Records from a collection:
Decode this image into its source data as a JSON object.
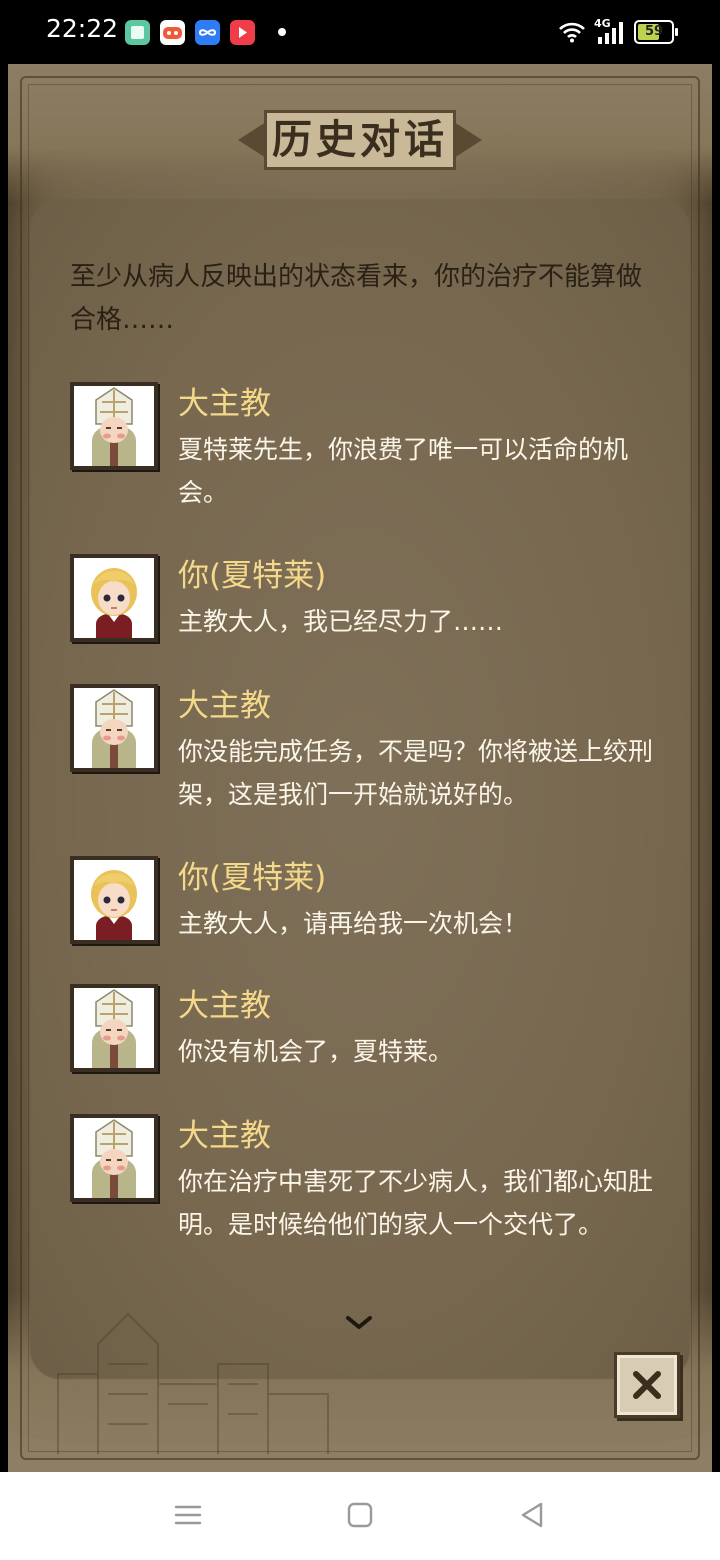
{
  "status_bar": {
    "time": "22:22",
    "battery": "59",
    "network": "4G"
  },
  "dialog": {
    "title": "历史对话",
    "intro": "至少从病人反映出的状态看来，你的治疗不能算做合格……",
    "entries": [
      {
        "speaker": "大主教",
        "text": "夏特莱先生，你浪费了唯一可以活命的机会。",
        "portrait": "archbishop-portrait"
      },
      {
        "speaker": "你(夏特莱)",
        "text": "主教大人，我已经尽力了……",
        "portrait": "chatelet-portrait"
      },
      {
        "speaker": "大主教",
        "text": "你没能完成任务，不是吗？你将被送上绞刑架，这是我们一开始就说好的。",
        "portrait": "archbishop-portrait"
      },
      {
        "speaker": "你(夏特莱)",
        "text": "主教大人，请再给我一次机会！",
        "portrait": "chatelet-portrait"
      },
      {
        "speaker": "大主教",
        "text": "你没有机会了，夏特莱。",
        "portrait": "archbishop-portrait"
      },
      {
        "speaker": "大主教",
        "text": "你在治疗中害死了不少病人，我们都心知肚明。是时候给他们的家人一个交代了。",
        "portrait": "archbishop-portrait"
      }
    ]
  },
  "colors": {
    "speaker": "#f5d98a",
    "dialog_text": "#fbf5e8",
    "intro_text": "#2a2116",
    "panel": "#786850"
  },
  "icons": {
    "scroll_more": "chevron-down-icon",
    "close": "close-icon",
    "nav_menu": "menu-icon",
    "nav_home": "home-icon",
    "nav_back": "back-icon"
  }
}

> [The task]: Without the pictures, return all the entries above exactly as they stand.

> [Output of the task]:
Decode this image into its source data as a JSON object.
{
  "status_bar": {
    "time": "22:22",
    "battery": "59",
    "network": "4G"
  },
  "dialog": {
    "title": "历史对话",
    "intro": "至少从病人反映出的状态看来，你的治疗不能算做合格……",
    "entries": [
      {
        "speaker": "大主教",
        "text": "夏特莱先生，你浪费了唯一可以活命的机会。",
        "portrait": "archbishop-portrait"
      },
      {
        "speaker": "你(夏特莱)",
        "text": "主教大人，我已经尽力了……",
        "portrait": "chatelet-portrait"
      },
      {
        "speaker": "大主教",
        "text": "你没能完成任务，不是吗？你将被送上绞刑架，这是我们一开始就说好的。",
        "portrait": "archbishop-portrait"
      },
      {
        "speaker": "你(夏特莱)",
        "text": "主教大人，请再给我一次机会！",
        "portrait": "chatelet-portrait"
      },
      {
        "speaker": "大主教",
        "text": "你没有机会了，夏特莱。",
        "portrait": "archbishop-portrait"
      },
      {
        "speaker": "大主教",
        "text": "你在治疗中害死了不少病人，我们都心知肚明。是时候给他们的家人一个交代了。",
        "portrait": "archbishop-portrait"
      }
    ]
  },
  "colors": {
    "speaker": "#f5d98a",
    "dialog_text": "#fbf5e8",
    "intro_text": "#2a2116",
    "panel": "#786850"
  },
  "icons": {
    "scroll_more": "chevron-down-icon",
    "close": "close-icon",
    "nav_menu": "menu-icon",
    "nav_home": "home-icon",
    "nav_back": "back-icon"
  }
}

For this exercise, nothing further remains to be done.